The Virgin and Child in Majesty and the Adoration of the Magi (detail), Attributed to the Master of Pedret (Spanish, Catalonia, 12th century)

Free Chamber Music Concerts Added Dec 11 & 13

Note: These concerts took place in December, 2015

Select TŌN musicians will perform in free chamber concerts at Bard College on Fri, Dec 11 at 7:30 PM and Sun, Dec 13 at 3:30 PM. Friday’s concert will take place at the Chapel of the Holy Innocents and will include works by Bartók, Poulenc, Penderecki, and others. Sunday’s concert is at Bard Hall and will include works by Shostakovich and others. These concerts are free, no tickets necessary.

Photo by Jito Lee

TŌN Bassoonist Writes Article About “Finding a Voice”
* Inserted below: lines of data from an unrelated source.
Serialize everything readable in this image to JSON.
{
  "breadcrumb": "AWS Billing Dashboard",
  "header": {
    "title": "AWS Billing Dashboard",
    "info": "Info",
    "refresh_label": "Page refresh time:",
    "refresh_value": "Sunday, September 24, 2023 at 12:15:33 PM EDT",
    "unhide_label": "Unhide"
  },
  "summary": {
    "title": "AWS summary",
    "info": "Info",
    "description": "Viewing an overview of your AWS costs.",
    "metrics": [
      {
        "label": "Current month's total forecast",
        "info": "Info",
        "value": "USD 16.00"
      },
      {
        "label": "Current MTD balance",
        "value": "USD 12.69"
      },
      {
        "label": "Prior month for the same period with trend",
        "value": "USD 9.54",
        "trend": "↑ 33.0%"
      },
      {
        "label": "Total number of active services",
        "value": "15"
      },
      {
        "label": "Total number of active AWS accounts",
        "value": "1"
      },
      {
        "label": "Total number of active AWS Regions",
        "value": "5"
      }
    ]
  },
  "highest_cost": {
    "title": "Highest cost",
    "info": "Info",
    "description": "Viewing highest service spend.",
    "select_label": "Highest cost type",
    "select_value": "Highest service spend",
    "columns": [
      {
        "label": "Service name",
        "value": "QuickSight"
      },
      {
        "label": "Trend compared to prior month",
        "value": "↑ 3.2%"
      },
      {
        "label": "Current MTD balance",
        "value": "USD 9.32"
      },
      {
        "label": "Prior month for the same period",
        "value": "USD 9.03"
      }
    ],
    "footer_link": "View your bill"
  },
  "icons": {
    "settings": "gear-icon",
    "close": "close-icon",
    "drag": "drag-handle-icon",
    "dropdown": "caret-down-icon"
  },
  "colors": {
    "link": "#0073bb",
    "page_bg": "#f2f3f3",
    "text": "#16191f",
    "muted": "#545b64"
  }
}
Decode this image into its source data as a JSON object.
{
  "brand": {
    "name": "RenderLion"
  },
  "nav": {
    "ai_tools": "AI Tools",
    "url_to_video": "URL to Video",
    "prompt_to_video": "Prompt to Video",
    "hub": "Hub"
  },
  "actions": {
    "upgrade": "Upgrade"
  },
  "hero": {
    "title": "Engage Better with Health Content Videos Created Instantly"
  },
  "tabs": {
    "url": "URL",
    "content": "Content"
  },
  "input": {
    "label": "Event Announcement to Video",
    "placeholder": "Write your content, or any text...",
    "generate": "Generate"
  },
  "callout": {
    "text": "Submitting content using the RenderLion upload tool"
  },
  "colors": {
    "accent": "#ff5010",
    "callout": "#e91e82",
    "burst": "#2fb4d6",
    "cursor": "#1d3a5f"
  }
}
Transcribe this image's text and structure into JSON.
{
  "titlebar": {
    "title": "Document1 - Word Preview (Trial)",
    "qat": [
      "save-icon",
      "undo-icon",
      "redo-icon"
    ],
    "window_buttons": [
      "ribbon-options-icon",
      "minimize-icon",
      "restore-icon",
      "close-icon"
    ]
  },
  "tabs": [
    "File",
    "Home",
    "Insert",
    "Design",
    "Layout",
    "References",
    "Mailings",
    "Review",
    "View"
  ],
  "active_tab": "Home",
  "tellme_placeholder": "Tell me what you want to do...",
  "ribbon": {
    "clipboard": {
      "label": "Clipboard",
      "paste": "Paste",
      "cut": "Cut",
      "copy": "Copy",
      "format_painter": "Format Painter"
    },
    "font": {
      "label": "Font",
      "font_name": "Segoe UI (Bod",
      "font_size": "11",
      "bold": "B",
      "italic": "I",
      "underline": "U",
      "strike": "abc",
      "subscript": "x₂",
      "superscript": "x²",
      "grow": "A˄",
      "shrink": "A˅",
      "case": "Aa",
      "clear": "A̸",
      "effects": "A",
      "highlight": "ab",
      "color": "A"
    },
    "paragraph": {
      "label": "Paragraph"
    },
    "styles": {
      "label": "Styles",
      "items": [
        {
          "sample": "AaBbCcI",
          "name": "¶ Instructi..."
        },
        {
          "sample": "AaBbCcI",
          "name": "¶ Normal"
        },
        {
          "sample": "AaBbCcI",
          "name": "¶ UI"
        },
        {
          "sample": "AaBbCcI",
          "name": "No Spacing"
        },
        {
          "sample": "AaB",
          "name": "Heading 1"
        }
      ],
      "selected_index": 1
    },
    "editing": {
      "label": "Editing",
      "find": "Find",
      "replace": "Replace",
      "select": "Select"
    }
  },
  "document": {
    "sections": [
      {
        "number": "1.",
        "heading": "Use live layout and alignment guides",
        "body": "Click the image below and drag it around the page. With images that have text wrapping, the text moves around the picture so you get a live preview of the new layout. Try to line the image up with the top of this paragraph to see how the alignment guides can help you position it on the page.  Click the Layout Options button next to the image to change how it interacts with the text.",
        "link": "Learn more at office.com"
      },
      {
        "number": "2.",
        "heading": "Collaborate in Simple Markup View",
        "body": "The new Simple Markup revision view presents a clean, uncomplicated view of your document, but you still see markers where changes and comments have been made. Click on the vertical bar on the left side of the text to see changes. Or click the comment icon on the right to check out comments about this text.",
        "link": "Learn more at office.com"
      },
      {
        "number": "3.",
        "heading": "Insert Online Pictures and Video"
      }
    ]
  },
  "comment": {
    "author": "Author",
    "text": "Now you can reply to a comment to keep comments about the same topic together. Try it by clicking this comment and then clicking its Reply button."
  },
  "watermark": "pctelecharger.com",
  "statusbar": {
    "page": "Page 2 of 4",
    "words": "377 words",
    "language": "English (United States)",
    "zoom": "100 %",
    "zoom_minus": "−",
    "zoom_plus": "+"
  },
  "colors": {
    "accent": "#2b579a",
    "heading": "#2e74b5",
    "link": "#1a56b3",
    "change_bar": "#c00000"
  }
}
TŌN bassoonist Wade Coufal has written an article titled “Finding a Voice” for Overtones, the magazine of the Curtis Institute of Music. In it, he describes his year making music with young patients at St. Christopher’s Hospital for Children in Philadelphia. Click here to read the full article.

Photo by Jito Lee

Now Accepting Applications For 2016-17

Note: The application deadline for 2016-17 has passed. 

Interested in joining the orchestra? In TŌN, you will be part of a group of outstanding musicians who work together, share experiences and opportunities together, and learn from and collaborate with some of the finest orchestral performers in the world. Applications for 2016-17 are due December 15, 2015. For more information or to apply, visit

Photo by Jito Lee

TŌN to Premiere Two Pieces By Bard Conservatory Students

We’re excited to announce that we will be performing the world premieres of two works by students of the Bard Conservatory of Music. On April 23 & 24, 2016, we will play a piano concerto, Daughters Concerto, by Tamzin Elliott ‘16, and a piece from Daniel Zlatkin ’16, Climb, at the Richard B. Fisher Center for the Performing Arts at Bard College. Visit the concerts page for more information.

Photo by Jito Lee

Tickets Now On Sale

Tickets to all of our concerts in the 2015-16 season are now on sale! Visit the concerts page to purchase tickets for our performances at Carnegie Hall, The Richard B. Fisher Center at Bard College, and The Metropolitan Museum of Art, and to find information about our free concerts around New York City. We can’t wait to see you!

 Photo by Jito Lee